A training award which sponsors polytechnic students' course fees will be extended to students from the Institute of Technical Education (ITE).
And a new Advanced Diploma in Early Childhood Leadership will be introduced for existing pre-school staff keen to pursue a leadership role in their centres.
Students pursuing a Higher Nitec in Early Childhood Education can apply for the training award which provides full sponsorship of course fees, a monthly study allowance, a $1,000 grant for study- related expenses as well as up to $1,000 a year for professional development.
Recipients must serve a one-year bond in the sector for each year of support received.
Typically the course takes two years, and students who complete it will receive about $16,300 from the training award.
Last year, the Early Childhood Development Agency (ECDA) launched a similar award for polytechnic students.

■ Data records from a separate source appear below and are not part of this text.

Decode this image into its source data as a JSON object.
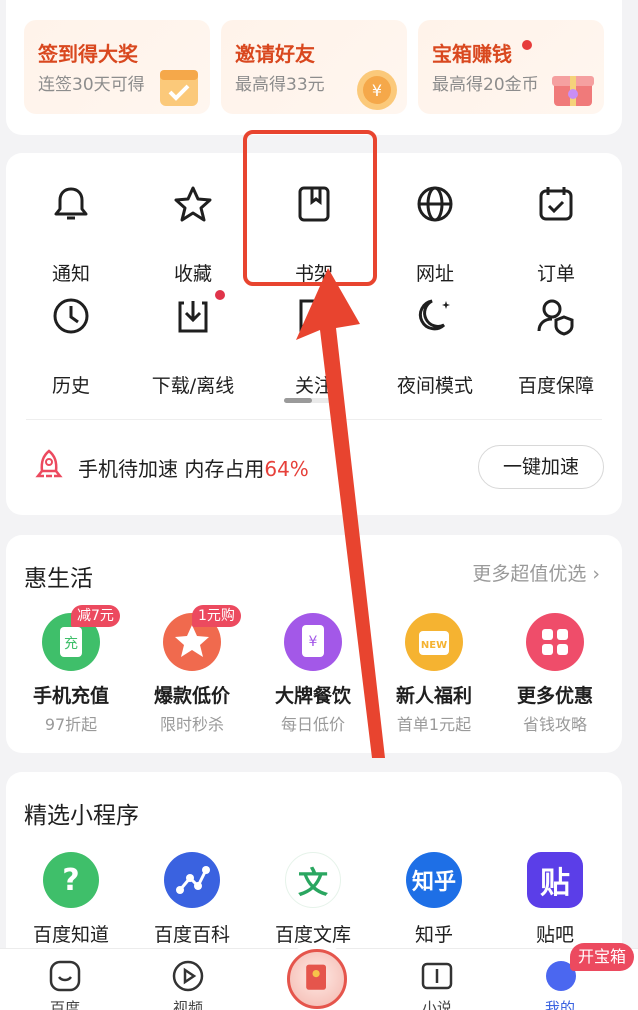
{
  "rewards": [
    {
      "title": "签到得大奖",
      "subtitle": "连签30天可得",
      "has_dot": false,
      "art": "calendar-icon"
    },
    {
      "title": "邀请好友",
      "subtitle": "最高得33元",
      "has_dot": false,
      "art": "coin-icon"
    },
    {
      "title": "宝箱赚钱",
      "subtitle": "最高得20金币",
      "has_dot": true,
      "art": "gift-box-icon"
    }
  ],
  "tools": {
    "row1": [
      "通知",
      "收藏",
      "书架",
      "网址",
      "订单"
    ],
    "row2": [
      "历史",
      "下载/离线",
      "关注",
      "夜间模式",
      "百度保障"
    ]
  },
  "speed": {
    "text": "手机待加速 内存占用",
    "percent": "64%",
    "button": "一键加速"
  },
  "life": {
    "title": "惠生活",
    "more": "更多超值优选",
    "items": [
      {
        "name": "手机充值",
        "sub": "97折起",
        "badge": "减7元",
        "color": "#3fbf6a",
        "glyph": "充"
      },
      {
        "name": "爆款低价",
        "sub": "限时秒杀",
        "badge": "1元购",
        "color": "#f06a4e",
        "glyph": "★"
      },
      {
        "name": "大牌餐饮",
        "sub": "每日低价",
        "badge": "",
        "color": "#a358e8",
        "glyph": "¥"
      },
      {
        "name": "新人福利",
        "sub": "首单1元起",
        "badge": "",
        "color": "#f5b331",
        "glyph": "NEW"
      },
      {
        "name": "更多优惠",
        "sub": "省钱攻略",
        "badge": "",
        "color": "#ef4d6a",
        "glyph": "▦"
      }
    ]
  },
  "mini": {
    "title": "精选小程序",
    "items": [
      {
        "name": "百度知道",
        "glyph": "?",
        "color": "#3fbf6a",
        "text_color": "#ffffff"
      },
      {
        "name": "百度百科",
        "glyph": "⋰",
        "color": "#3a62e0",
        "text_color": "#ffffff"
      },
      {
        "name": "百度文库",
        "glyph": "文",
        "color": "#ffffff",
        "text_color": "#2aa660"
      },
      {
        "name": "知乎",
        "glyph": "知乎",
        "color": "#1e6fe6",
        "text_color": "#ffffff"
      },
      {
        "name": "贴吧",
        "glyph": "贴",
        "color": "#5b3ee8",
        "text_color": "#ffffff"
      }
    ]
  },
  "nav": {
    "items": [
      "百度",
      "视频",
      "",
      "小说",
      "我的"
    ],
    "treasure_badge": "开宝箱"
  },
  "colors": {
    "accent": "#e6403a",
    "badge": "#ec4a5f",
    "highlight": "#e8442f"
  }
}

About 50 have received it so far.
Minister for Social and Family Development Chan Chun Sing announced details of the two initiatives yesterday at a ceremony recognising recipients of ECDA's scholarships and training awards.
Singapore has 14,000 pre-school staff, and about 1,500 more will be needed in the next two to three years - though Mr Chan stressed that quality is "even more important than the numbers".
"When you have the deep professional competencies, you will help us to engender respect for the people in the sector," he said.
Meanwhile, the new diploma replaces the current Diploma in Early Childhood Care and Education - Leadership, and focuses more on curriculum planning and guiding teachers, rather than operational and administration skills.
The course, which will be offered at polytechnics from April 2016, aims to give more flexibility to people working in the sector, and about a quarter of it can be studied online.
To strengthen the link between theory and practice, the new diploma will have 50 more hours devoted to practical learning than the current one.
But it will also have higher eligibility criteria, such as at least a year of experience as a senior teacher in the sector.
Mr Chen Xingyu, who is pursuing a Higher Nitec in Early Childhood Education, intends to apply for the new ECDA ITE Training Award when applications open next month.
"I work part-time as a retail assistant to support myself and pay the school fees," said the 19-year-old. "With the training award, I can work less and concentrate more on my studies."
Temasek Polytechnic student Darius Ng, 18, who received the ECDA Polytechnic Training Award yesterday, said: "The professional development grant provided by the award will also support me in learning skills beyond what is taught in school, such as speech, drama and storytelling."